There are 5 steps to effectively managing risks, which are:
- Response planning
Access to a risk dashboard will enable all project members to partake in managing risks, led by the project sponsor to oversee that all risks are handled properly.
8. Milestone Reviews
During the project planning phase, we identify project milestones and document these within the project plan against a target date.
We utilise milestone reviews to ensure the project is on track and going in the right direction to deliver the results we are looking for. During a milestone review, we take a short pause from the project, assess the progress achieved so far, review lessons learned, and make adaptations if necessary. We also use this time to reflect on achievements and identify any difficulties or issues encountered which could impact the project delivery.
The milestone review process provides the project team with insights into the tasks completed, current work in progress, and the outstanding tasks which need to be completed to achieve the project objectives.
9. Teamwork & Motivation
Just like in any sport, there are two types of participants in a project:
- Key players
Key players can be identified as the participants who are fully dedicated, engaged, showcase performance, and are directly responsible for success and failure. During a project, the key players are the team members (Product Owners, Developers, Testers, etc) who directly contribute to the project delivery.
In comparison, the audience is the participants who encourage, cheer for success, and will provide support to achieve success – as opposed to being directly responsible. During a project, the audience members (Senior Leadership, Sponsors, etc) take on more of an observation role, but will complete tasks to support the delivery – for example providing approval or escalations.
So where do StableLogic fit in? Our project managers act as a coach – guiding the team (key players and audience) to success.
10. Solving Impediments
In every project, time is the most valuable resource to manage. A common blocker we find in many projects is - waiting!
This can occur for countless reasons, including waiting for:
- Access to documents and resources
- Final decisions
- Work to be completed
- Defects to be fixed
- Input from team members
- Finalised budget
And the list goes on…
The project manager's role is to proactively avoid issues, foresee risks, resolve problems, and safeguard the project from being paused or delayed.
To overcome this, we apply the Kaizen technique, meaning we regularly create 'Plan-Do-Check-Act' reports to keep the project progressing steadily. This enables us to minimise waiting periods and maintain productivity whilst other aspects of the project are at a standstill.
Overcoming Obstacles in Your Project
If you find yourself in the midst of a highly technical project, you may require an external team to get involved. Our proven methodology has resulted in delivering successful projects that achieve real results for organisations like yours.

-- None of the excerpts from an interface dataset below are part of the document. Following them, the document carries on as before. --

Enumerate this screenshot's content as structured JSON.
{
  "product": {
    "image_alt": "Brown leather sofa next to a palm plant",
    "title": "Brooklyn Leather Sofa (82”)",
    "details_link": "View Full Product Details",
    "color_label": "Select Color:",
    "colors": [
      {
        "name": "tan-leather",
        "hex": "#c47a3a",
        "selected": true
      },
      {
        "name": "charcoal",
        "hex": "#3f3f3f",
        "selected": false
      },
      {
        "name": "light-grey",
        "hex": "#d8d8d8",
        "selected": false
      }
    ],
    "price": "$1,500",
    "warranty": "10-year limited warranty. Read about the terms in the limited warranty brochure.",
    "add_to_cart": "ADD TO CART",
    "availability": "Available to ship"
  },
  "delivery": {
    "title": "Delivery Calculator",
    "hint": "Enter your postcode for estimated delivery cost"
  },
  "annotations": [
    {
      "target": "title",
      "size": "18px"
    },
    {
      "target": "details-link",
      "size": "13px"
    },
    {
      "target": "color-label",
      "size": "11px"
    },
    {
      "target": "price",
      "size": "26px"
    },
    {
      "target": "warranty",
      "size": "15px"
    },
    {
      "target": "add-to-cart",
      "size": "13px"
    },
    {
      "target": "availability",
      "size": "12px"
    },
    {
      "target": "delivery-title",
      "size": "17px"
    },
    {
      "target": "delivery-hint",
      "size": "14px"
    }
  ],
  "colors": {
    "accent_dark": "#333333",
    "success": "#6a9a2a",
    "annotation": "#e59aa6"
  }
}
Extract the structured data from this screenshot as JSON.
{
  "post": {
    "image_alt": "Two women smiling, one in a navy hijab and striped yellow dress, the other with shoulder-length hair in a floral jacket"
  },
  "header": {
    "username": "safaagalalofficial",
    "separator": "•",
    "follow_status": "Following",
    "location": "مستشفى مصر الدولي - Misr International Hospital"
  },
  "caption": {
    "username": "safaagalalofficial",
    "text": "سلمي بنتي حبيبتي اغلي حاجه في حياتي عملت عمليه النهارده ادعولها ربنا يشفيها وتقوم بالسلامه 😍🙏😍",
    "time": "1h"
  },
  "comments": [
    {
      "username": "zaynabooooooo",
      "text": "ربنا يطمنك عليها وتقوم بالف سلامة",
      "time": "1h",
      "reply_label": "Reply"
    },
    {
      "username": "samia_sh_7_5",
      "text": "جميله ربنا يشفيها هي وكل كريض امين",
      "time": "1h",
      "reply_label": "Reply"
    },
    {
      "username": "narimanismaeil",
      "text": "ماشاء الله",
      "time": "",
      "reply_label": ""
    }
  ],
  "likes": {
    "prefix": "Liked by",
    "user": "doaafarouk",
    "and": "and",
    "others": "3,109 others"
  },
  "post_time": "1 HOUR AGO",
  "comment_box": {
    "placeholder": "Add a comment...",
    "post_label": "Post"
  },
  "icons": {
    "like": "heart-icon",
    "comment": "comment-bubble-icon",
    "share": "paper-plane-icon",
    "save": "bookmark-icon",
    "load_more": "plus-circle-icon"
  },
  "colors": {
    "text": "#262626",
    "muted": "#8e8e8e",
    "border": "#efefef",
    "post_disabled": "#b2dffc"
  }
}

Interested in finding out how our team can assist you in your next contact centre, network or digital transformation project? Contact us and one of our experts would be happy to tell you more.